The journey would have taken several months, and the terrain was desolate. The forces of nature were against them, and they had to guard against robbers who were eager to finish them off if the elements didn’t. They probably took along an entourage of servants and armed guards to protect the precious gifts they carried. Chances are that they arrived in Bethlehem with wind-burned skin, clothes whose original color was hard to ascertain, and calloused feet encased in worn sandals. Nothing like the royal trio depicted in my nativity scene.

But here’s the point: in the midst of the earthy, sweaty reality of Christ’s birth, the star shines. And that birth ushers in a new reality. From the genealogy of Christ at the beginning of Matthew to the story of the shepherds and magi and the miracle of God made flesh in Christ, the whole gospel narrative points to this new reality. In this new order, it is not the Herods of the world who are deemed important, but the poor. It is not the “in crowd” who see the light, but the foreigners. And that light shines most brightly in the darker places of life.

Am I guilty of walking past the dark alley where the unwed teen gave birth to her son and looking the other way because I don’t want to get involved? Do I see the foreigner and worry about my safety rather than stopping to offer a hand of hospitality? Am I too busy to pay attention to the many ways that God is calling me to himself?

The gospel message is not easy. It is not clean or comfortable. But it is filled with hope. God loved us enough to send his Son to live among us, to feel, to laugh and cry, to mourn, to hunger, to die. Christ loved us enough to subject himself to all forms of degradation so that we might rise to newness of life. By joining with Christ in his suffering for this world we will also join him in the establishment of a new kingdom.

Meanwhile, I’m left with the dilemma of what to do about my nativity set. Or am I just being too much of a worship nerd?

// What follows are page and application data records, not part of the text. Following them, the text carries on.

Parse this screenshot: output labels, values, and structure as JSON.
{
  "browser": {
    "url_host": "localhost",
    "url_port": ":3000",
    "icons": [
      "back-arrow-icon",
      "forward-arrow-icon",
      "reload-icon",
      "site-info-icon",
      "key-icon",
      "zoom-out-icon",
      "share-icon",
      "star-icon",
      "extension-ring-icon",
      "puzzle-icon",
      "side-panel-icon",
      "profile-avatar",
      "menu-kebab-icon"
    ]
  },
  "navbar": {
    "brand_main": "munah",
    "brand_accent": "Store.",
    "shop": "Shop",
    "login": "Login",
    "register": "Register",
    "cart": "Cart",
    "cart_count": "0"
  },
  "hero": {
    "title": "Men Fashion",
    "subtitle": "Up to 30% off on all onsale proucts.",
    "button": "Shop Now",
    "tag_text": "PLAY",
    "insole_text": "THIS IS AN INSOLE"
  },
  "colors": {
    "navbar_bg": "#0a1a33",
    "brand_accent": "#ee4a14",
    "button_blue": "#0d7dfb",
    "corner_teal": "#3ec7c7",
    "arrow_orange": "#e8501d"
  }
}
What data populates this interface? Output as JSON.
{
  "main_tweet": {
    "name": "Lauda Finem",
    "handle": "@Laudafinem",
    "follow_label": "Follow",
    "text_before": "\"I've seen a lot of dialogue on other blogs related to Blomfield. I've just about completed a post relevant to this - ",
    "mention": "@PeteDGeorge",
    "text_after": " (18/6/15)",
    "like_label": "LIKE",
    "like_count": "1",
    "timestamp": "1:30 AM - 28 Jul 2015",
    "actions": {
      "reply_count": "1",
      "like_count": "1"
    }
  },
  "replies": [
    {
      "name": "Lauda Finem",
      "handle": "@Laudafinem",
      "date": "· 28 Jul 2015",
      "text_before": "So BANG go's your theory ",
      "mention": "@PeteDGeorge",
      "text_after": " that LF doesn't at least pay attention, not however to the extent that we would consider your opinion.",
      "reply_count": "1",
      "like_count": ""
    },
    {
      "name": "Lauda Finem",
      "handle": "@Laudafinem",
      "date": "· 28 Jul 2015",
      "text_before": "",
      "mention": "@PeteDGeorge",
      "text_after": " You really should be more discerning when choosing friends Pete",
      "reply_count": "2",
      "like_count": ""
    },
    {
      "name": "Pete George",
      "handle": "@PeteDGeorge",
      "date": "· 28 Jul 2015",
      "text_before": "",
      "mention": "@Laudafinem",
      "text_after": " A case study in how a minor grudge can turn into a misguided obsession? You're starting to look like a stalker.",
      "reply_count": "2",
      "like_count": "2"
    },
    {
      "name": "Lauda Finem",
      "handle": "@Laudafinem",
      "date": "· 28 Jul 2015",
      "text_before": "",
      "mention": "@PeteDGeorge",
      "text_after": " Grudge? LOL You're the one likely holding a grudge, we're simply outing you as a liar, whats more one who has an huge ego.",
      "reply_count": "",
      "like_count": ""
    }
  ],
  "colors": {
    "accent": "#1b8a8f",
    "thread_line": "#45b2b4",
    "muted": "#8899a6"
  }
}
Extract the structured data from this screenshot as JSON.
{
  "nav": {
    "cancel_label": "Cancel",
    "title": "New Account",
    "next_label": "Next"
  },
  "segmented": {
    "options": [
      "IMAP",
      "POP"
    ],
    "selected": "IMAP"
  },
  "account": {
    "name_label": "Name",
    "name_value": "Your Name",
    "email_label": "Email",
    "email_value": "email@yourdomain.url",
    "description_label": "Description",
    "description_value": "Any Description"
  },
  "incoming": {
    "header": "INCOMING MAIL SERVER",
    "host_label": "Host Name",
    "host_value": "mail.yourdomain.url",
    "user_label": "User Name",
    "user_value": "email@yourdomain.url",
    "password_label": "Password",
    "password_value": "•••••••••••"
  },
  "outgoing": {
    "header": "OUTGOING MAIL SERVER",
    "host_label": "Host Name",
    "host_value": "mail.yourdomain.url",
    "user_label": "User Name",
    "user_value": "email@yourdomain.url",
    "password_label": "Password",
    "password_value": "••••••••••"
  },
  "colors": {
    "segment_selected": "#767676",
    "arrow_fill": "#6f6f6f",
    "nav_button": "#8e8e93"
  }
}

Rev. Joyce Borger is senior editor of Reformed Worship and a resource development specialist at the Calvin Institute of Christian Worship.

Reformed Worship 93 © September 2009, Calvin Institute of Christian Worship. Used by permission.